Bigger than wins and losses
The Sports Brothers | 8/28/2014, 9 a.m.
America fell in love with a group of young African-American men who dazzled the nation and the world in the just concluded Little League World Series. The Jackie Robinson West All-Stars are still the darlings of Chicago, even after a disappointing loss to South Korea in the Little League World Series championship game. The Jackie Robinson West team put up an inspiring effort, including a late rally in the bottom of the sixth inning, but it was not to be. The magic of Cinderella's glass slipper had worn off as the big bats and excellent pitching of South Korea were too much for even these valiant group of ballers from the windy city. The final score was 8-4 in favor of the South Koreans but there were no losers here.
According to reports the city of Chicago, widely regarded as a hot bed for Black on Black violence came together if only briefly to support the Jackie Robinson West All Stars.

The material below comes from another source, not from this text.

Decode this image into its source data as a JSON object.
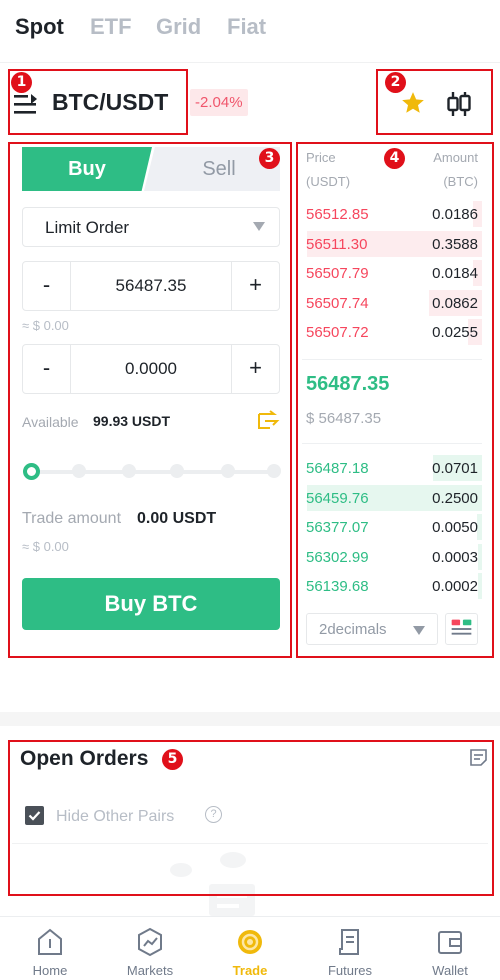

I do not have specific numbers but for a little while in this city gripped with violence and despair, folks were happy, they were cheering and filled with pride. Even though this was an all-Black team, this team was cheered on by all races. The beauty of sports and how it can bring us all together was on full display once again. The all-Black Jackie Robinson West stars had inspired not only Chicago but the entire nation and the timing of it all could not be more perfect. While these Chi-town boys were making their first appearance in 31 years in the Little League World Series, folks in Ferguson, Mo. were preparing to bid farewell to 18-year-old Michael Brown, a Black unarmed teenager shot dead by police.

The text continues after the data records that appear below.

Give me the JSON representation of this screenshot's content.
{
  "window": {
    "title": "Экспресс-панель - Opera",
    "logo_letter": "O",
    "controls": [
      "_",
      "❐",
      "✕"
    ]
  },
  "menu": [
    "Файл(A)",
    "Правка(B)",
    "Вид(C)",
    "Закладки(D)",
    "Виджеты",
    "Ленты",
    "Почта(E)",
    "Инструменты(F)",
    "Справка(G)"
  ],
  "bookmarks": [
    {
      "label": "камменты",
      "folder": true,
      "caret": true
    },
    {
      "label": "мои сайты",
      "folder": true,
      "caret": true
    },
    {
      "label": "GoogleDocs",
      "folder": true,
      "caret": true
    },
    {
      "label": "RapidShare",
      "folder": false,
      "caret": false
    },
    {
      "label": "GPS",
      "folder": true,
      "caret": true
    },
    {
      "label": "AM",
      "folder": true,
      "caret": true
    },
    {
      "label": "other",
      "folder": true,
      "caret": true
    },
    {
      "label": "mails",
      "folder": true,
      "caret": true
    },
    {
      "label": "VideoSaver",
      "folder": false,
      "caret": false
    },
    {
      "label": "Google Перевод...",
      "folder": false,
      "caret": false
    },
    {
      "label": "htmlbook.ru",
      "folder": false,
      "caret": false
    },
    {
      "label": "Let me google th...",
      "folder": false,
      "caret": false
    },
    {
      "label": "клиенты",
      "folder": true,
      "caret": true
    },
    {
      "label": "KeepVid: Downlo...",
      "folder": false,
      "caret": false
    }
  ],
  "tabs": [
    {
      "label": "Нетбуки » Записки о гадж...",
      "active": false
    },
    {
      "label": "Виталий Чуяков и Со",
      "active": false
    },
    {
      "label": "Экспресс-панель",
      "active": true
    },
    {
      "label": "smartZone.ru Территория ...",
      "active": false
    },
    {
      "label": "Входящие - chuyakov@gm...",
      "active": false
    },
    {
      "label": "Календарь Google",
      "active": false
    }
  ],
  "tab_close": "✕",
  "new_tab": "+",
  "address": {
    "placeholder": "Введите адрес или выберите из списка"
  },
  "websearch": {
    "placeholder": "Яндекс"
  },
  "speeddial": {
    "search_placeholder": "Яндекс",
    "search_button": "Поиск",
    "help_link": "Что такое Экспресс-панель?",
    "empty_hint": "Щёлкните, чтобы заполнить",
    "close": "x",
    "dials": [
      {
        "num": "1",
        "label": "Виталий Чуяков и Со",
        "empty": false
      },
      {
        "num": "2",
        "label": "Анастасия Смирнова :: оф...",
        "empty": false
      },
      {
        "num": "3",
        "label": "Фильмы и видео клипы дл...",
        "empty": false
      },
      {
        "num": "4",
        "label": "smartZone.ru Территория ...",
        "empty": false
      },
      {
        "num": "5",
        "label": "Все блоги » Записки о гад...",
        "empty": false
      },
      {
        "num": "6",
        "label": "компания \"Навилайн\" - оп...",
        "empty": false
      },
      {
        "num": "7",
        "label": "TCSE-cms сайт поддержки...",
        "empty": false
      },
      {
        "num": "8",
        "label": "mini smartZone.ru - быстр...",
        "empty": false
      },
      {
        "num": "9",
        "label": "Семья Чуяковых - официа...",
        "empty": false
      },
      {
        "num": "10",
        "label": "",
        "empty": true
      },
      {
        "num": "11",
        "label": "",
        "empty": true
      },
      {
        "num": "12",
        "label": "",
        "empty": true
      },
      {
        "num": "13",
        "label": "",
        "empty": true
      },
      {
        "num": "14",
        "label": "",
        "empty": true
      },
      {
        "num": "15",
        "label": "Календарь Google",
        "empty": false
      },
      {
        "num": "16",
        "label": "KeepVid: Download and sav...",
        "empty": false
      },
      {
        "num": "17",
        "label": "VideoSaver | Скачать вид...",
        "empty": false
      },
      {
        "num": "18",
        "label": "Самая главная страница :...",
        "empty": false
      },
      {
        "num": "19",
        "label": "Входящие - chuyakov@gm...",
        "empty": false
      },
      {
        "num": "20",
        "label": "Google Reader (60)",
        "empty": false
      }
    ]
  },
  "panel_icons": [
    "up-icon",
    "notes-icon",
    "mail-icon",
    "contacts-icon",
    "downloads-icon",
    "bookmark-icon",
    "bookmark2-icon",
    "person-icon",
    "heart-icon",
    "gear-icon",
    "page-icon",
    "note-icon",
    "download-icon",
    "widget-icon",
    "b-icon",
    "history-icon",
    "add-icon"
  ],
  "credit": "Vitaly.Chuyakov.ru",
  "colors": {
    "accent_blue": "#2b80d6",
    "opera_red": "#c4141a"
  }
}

Several thousand supporters had gathered at various locations in Chicago to support this team. The rest of us including those in Ferguson were watching and rooting on TV. America needed this feel good story, Black America especially needed it. Look at the history of the Little League World Series, when the only other time an all-Black team made it to the finals, (South Carolina, 1955), you may not know that they were not allowed to play for the championship because they were Black. That is why their race means something because this time, they played. They played for all of us.
Folks in New York City still angered by the recent death of Eric Garner at the hands of law enforcement. In Ferguson where the shooting death of Mike Brown was still being protested in the streets and even in Chicago where the problem of young Black men killing other young Black men has gripped this city in a climate of fear. The Jackie Robinson West All Stars, mere little children from Chicago's South and Southwest sides gave all of those people a few feel good moments. No one noticed the score of the game, there were no tears just smiles even as the team from Seoul celebrated. We too, had a reason to celebrate. We had won so much more.